Time congeals around an illustration the way amber will trap a bug -- that is the illustration's weakness, and its peculiar strength. The work of Antonio Lopez -- both his drawings and his seldom-seen photographs -- now seems as sunk into its time as that of Aubrey Beardsley or Charles Dana Gibson.
Antonio's time, which was that of Club Sept in Paris and Studio 54 in New York, is the later '70s, so it was both pretty recent and scarily long ago. His drawings, done in colored pencil, watercolor and ink, range from meticulous fashion-illustration fantasies that have a dark Tom of Finland feeling to strong near-abstractions that puts you in mind of Leon Bakst. The photographs are mounted together in grids of six or nine, a bit like Warhol's filmstrips, and with much the same cast of characters -- Diana Vreeland, Pat Cleveland, Tina Chow, Patti d'Arbanville, Grace Jones, Diane von Furstenberg, Jessica Lange and Jerry Hall among them.
He made extensive drawings exploring a single conceit -- the metamophosis of a five-inch pump into a mannequin and back again. One example he titled Shoe Metamorphosis: Jane Thorvaldsen, 1978; Charles James "Shrimp" Dress, and it shows Thorvaldsen, an angular fashion model with platinum hair, going through four phases of transformation from lady into shoe.

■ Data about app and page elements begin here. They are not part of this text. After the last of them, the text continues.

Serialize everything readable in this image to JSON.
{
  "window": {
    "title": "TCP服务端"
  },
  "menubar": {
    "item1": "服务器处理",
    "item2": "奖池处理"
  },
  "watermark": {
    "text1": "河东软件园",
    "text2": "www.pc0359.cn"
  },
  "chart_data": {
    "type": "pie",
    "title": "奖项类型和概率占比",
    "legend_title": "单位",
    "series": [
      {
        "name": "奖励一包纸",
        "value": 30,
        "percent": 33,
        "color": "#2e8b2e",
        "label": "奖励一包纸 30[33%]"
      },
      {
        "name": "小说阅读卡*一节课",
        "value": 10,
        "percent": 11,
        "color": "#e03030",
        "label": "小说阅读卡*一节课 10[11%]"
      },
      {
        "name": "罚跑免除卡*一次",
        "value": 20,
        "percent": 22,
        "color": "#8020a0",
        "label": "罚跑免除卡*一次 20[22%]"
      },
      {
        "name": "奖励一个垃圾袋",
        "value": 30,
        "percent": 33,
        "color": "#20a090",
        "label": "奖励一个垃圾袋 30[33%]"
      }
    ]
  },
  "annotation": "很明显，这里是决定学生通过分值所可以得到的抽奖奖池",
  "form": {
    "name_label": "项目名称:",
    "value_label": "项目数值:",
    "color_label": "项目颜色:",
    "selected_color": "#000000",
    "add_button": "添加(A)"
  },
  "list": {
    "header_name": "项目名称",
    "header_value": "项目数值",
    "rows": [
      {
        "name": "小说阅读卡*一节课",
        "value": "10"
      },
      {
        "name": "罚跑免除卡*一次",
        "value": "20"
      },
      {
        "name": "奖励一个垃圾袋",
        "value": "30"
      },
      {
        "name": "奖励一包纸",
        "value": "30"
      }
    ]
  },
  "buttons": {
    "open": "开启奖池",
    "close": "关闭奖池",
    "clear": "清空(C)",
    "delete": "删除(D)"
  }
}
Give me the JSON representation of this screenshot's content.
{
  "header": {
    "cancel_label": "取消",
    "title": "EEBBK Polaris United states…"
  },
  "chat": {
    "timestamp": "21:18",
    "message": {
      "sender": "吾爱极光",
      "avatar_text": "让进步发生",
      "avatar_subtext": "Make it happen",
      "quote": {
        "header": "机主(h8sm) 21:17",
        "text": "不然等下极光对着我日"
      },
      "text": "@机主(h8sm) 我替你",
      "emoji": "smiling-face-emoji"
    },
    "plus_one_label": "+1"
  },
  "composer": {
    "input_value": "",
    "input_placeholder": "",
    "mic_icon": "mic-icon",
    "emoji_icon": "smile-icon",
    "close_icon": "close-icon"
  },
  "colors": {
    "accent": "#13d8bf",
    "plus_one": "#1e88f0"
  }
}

"We met in Studio 54," says Thorvaldsen, now herself an artist. "We worked for five years. His studio was originally next door to Andy Warhol when Andy was on Union Square. They exchanged portraits. He would always draw me live. Always. That was part of his reputation.
"Everybody would complain and say boy! I'm dying! I'm ready to pass out! Because he would take a long time. We got paid, depending on how well he was doing at the time. Usually better if it was Bloomingdale's or Saks Fifth Avenue. He did shopping bags for them."
In the exhibition at Staley-Wise, shoes dominate the graphics. The photographs, most of which were apparently shot with a Kodak Instamatic, include a glistening suite of stills that show Pat Cleveland, a supermodel avant la lettre, nakedly afloat in Antonio's bathtub -- one of his "Blue Water" series -- and other shots that show Diana Vreeland chatting with a man with beetling black eyebrows, like the heavy in a silent movie. He turns out to be a pre-pony-tail Karl Lagerfeld.
More detailed drawings, such as a 26-inch-tall rendering of Jerry Hall with a Tiger's head, are priced at $14,000. Smaller works, such as an Interview magazine cover with Antonio's drawing of Brigitte Bardot, are $7,000. The framed sets of color snapshots are priced in the $6,000-$10,000 range.
Antonio was born in Puerto Rico in 1943 and brought up in Spanish Harlem before he went to the Fashion Institute of Technology on Manhattan's lower West Side. There he met Juan Ramos, who became his life-long partner and collaborator. Ramos art-edited the work so "Antonio" effectively means both of them. This is the first important exhibition of the material in New York since the artist's death in 1987.
ANTHONY HADEN-GUEST is a writer, reporter and cartoonist. He is currently at work on Famous: Some Journeys through Celebrity Worlds (William Morrow).